There's a little thing in journalism we like to call "full disclosure." Full disclosure mandates that before I tell you about one of the best live music shows in Tucson in the past six months, you know it occurred at a bar run by one of my good friends.
Normally, a posting in this space in the context of said disclosure loses credibility when I praise the tremendous turnaround and rise of The Hut as a live music venue. But for those of us who remember The Hut as a seedy outpost of canned reggae and shady characters that we scurried past on our way to hipper destinations, the transformation over the past year has been nothing short of amazing.
New management invested in a state-of-the-art PA system and slowly and steadily edged its way onto the Fourth Avenue music scene by featuring a wide variety of local and out-of-town musicians. Last night was a coming out party of sorts for The Hut, in front of a small but fortunate crowd treated to the rockin' Bolshevik Revolution that is The Red Elvises.
If you saw the swingingest and cheesiest band this side of the Caspian Sea recently at Plush, the Rockabilly Russians (and one dude from Minnesota) elevated their pajama-clad act with Chuck Berry (via Marty McFly) guitar riffs, the only four-person drum solo I've ever seen, near-perfect sound, singalong lyrics, an ICBM-sized bass guitar, and the slinkiest, sassiest female keyboard/accordion soloist to ever strut the stage in a gold cutaway mini-dress.
In a heavy Russian accent, bass player Oleg Bernov sang, "We gonna rock this joint until we sound like Pink Floyd." And rock they did, complete with a bar-length conga line and one of four encores featuring female volunteers (and one male) joining the band on stage to answer the musical call, "I Want To See You Belly Dance."
The only ironic homage to The Hut of old was the finale, when zebra-striped lead singer and guitarist Igor Yusov crooned, "Natasha's Playing Reggae."

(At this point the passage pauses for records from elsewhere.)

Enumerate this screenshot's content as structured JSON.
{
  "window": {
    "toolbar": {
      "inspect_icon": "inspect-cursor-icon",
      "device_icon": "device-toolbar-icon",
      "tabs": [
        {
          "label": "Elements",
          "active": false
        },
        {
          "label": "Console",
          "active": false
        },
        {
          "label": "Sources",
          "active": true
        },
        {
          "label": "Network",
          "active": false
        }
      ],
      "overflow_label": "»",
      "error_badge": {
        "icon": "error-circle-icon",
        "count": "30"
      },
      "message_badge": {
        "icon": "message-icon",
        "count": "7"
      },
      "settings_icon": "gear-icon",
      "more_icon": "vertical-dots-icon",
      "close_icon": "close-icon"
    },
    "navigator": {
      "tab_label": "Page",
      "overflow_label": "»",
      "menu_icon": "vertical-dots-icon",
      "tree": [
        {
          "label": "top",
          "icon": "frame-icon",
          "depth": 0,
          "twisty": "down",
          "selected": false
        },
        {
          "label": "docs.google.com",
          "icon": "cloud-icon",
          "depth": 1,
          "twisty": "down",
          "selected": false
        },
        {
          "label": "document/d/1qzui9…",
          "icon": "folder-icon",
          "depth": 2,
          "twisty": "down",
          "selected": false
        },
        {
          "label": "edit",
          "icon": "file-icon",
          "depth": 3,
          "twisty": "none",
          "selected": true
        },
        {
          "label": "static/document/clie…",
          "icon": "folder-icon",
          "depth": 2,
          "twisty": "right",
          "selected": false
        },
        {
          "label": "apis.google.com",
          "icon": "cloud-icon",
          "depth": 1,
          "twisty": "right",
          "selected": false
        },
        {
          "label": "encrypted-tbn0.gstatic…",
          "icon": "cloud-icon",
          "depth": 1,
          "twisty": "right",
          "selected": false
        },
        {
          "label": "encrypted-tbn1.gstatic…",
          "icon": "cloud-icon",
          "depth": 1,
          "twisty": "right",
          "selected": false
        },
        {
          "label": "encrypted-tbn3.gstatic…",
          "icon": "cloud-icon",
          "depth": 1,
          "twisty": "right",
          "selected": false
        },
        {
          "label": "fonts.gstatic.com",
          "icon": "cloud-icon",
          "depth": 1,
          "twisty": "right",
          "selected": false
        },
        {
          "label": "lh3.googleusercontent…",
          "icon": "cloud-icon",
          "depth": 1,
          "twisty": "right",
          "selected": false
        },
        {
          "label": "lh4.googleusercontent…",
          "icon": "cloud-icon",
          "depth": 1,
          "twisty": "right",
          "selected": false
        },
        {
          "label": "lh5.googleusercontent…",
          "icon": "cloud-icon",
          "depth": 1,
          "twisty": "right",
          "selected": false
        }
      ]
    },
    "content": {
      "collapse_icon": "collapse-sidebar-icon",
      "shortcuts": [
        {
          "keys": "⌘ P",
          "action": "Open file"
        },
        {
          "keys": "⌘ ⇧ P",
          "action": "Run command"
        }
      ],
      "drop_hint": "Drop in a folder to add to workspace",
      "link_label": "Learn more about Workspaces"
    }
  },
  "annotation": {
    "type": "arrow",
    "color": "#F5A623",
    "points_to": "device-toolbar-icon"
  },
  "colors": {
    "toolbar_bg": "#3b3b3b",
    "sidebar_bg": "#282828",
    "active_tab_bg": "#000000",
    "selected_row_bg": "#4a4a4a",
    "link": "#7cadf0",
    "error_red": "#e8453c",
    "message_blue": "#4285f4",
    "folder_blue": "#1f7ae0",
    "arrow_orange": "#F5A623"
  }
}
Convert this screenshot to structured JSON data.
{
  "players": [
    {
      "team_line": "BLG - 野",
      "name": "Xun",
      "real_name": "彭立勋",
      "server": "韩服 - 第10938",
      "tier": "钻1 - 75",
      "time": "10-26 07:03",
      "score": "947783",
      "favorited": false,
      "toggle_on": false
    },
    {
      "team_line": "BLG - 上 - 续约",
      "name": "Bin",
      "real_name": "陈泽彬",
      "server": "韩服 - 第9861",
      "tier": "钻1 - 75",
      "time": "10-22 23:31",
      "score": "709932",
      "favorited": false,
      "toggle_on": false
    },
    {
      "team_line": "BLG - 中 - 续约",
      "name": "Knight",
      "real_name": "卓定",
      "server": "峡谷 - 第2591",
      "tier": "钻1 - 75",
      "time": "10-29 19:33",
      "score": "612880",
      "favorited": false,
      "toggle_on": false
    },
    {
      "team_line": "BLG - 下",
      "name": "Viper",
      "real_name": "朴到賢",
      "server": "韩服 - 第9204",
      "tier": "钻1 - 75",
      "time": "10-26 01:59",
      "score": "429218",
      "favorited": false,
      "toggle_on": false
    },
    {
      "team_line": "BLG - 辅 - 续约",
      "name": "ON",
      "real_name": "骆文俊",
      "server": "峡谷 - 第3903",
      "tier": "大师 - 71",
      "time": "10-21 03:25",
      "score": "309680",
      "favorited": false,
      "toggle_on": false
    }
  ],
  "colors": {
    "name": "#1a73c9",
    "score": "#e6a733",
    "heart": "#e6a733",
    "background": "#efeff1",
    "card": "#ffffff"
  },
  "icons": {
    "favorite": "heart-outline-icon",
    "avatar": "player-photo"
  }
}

But now I border on hyperbole. I'll let photos and video speak for themselves. The camera phone does not lie (although its audio leaves much to be desired).